Review of Opalescence: The Middle Miocene Play of Color by Ron Rayborne

In movies, you normally get a nerd protagonist traveling through time to figure out if he can change some insignificant facet of his own life

In reality, if we ever get time travel, it will be scientists who utilize it for the purpose of saving our species from extinction, or some other worthy purpose. Yet scientists are only human. R. R. understands this, and depicts the conflicts of realistic characters in a dystopian future, marching to the beat of their drums. Is the planet doomed? If it is not already, the future this book depicts is startling for its feasibility, if not inevitable.

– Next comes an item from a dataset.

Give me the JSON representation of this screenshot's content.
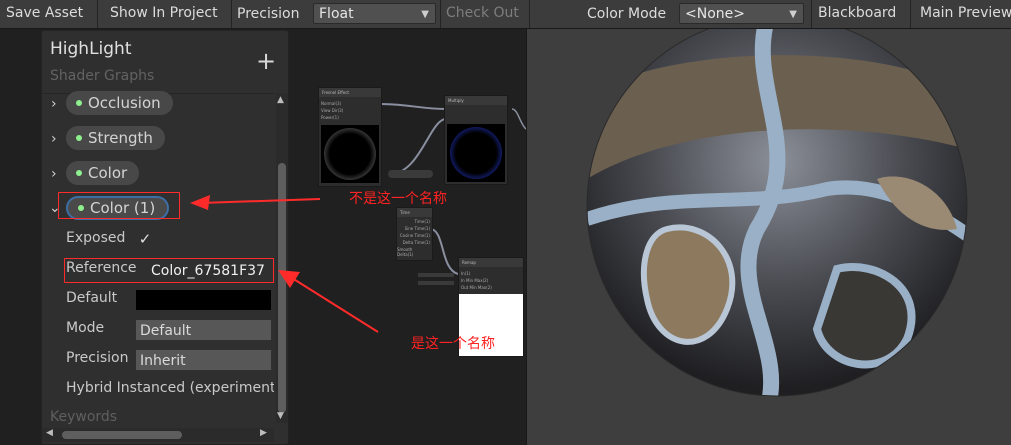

Opalescence is meticulously researched, that much is clear from the get-go. There is a persistent sense of dread inherent in the trajectory of human progress, and a consistent mourning for the lost potential offered by the distant past. Crushing and mutilating the Natural world in our ceaseless march forward, what humans have accomplished is surpassed only by the baffling immensity of the cosmos and time itself. In our Imperialism, we have unwittingly backed ourselves into a small corner. Enlisting the input of a team of subject matter experts, our author has compiled an impressive amount of technical expertise within the confines of his absorbing story, roping in every discipline from botany to volcanism.

In a government run by clones, scientists serve as secret operatives in a journey farther than any human has gone before. The pacing is conducive to page-turning, and the subject matter is fitting for a vivid evocation of the vanished past. Julie’s intricate backstories serve as an anchor for our dangerously curious characters. The tyranny of man over the natural world is merely the prologue to an exploration of a shimmering pre-historical odyssey. The protagonist possesses an advanced knowledge of extinct fauna, and the author uses a lot of specialized vocabulary, which may lead some readers running for the dictionary. I didn’t let it bother me. You don’t need to understand every single scientific reference, unless you are reading this document to compose your thesis. He communicates the vast importance of the mission and provides tangible motivations for the risks involved. Reminds me of the story by Bradbury called “The Sound of Thunder.”

Who would not want to leave behind a society illustrating various dimensions of anarchy, for a favorite period of prolegomenous beauty? Progress is at war with human needs and the downward spiral of genetic engineering, the conquering of unruly weather patterns, etc., incites an inherent need for an alternative comparison. While maintaining lighthearted detachment to the straightforward world-building, the author’s examination of futurist theories, and conjectures of his chosen narrative destination lead to many an informative catalogue of pre-historical data, dramatized elegantly. At bottom, it contemplates how intimate is our connection with our planet. How much of a shadow is our current understanding of the world as opposed to the planet’s prehistorical foundations? Grand in scope, human nature remains constant, even in various forms of survivalism, which by the way, is ecstatically detailed. One of these books could theoretically be written for every previous era in Earth’s untrammeled pre-human history: Ice Age, Jurassic, etc. How tiny is our sliver of the inhospitable cosmic scale pertaining to the functioning of our lives. The immense diversity of extinct creatures to be found in his version of the Miocene illustrates that beautifully. The author takes his time to demonstrate his ideas, incorporating countless S-f tropes.

Perhaps the best reason to read Opalescence is to get a non-Hollywood survey of pre-history, without the dryness of a textbook, in the form of a well-told story, offering far more knowledge than your average Crichton novel. A fitting epitaph for a probably unreachable wilderness, of which our present is a mere echo.